Next up was BioShock. The game is from developer Irrational Games, who created 1999's System Shock 2--widely considered to be one the of greatest games of all time. BioShock is sort of a shooter with some role-playing elements, and the Irrational guys who were running the demo repeatedly emphasized how immersive, interactive, and detailed everything in the game was. At least I think that's what they were emphasizing, because I was too busy getting sucked into what I was watching on screen. The game takes place in an undersea society called Rapture that's been wracked by violence. Rapture has a 1940s art deco look, and the environment is simply amazing: leaking water is everywhere, be it puddled on the floor, spraying from a cracked pipe, or flowing down the wall, and it all looks hyperrealistic.

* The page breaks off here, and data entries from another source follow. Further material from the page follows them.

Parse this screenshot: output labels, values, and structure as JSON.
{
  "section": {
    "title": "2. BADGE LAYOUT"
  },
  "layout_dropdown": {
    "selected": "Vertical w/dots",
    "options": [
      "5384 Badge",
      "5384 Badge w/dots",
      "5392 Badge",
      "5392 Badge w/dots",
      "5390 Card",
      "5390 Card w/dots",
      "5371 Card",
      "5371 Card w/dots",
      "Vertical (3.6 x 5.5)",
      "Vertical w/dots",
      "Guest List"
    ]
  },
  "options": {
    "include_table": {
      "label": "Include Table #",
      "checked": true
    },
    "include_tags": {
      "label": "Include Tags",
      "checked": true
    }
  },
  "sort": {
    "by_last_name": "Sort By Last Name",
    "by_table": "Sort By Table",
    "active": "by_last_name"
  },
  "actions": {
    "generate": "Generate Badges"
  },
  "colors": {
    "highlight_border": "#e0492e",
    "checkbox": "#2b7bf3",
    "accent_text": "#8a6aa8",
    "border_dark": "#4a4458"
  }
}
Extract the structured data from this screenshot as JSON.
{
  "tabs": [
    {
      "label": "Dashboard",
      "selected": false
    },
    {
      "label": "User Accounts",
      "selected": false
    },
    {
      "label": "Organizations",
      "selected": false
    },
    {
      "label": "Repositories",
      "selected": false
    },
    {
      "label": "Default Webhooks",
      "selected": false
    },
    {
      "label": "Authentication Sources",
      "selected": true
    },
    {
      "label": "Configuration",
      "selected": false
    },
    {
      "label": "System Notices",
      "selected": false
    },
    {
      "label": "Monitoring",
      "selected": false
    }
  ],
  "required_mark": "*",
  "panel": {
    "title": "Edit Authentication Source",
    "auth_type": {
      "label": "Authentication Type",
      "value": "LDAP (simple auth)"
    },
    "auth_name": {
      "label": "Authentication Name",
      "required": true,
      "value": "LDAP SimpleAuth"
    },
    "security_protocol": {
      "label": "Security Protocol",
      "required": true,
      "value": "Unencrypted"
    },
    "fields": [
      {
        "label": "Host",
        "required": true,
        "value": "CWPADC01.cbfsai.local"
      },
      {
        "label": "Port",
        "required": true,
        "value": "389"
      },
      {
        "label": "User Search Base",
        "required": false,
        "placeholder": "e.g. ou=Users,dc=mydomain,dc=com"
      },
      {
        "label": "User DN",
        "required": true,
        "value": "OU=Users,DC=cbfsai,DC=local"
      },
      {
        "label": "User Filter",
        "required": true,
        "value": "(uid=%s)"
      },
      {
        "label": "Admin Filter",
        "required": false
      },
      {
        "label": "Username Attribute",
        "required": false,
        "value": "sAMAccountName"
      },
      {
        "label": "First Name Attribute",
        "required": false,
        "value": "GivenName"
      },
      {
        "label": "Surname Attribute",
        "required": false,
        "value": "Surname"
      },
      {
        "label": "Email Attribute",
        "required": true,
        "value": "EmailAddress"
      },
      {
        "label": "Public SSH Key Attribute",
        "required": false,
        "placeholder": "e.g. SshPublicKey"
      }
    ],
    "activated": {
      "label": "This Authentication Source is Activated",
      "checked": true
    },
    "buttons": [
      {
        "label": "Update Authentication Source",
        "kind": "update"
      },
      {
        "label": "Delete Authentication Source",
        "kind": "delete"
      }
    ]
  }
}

Furthermore, every object in the world is searchable, accessible, and able to be manipulated. Irrational was keeping mum on the details of the story line--you spend the game unraveling the mystery of exactly what's going on--but it appears that Rapture's problems are related to an elemental life force known as Adam that your enemies drain from the myriad corpses strewn about the city. But the bottom line is that BioShock looks stunning, offers a mysterious atmosphere, and presents the player with a free-form approach to achieving the game's objectives. It's slated to appear on the PC and the Xbox 360 next year.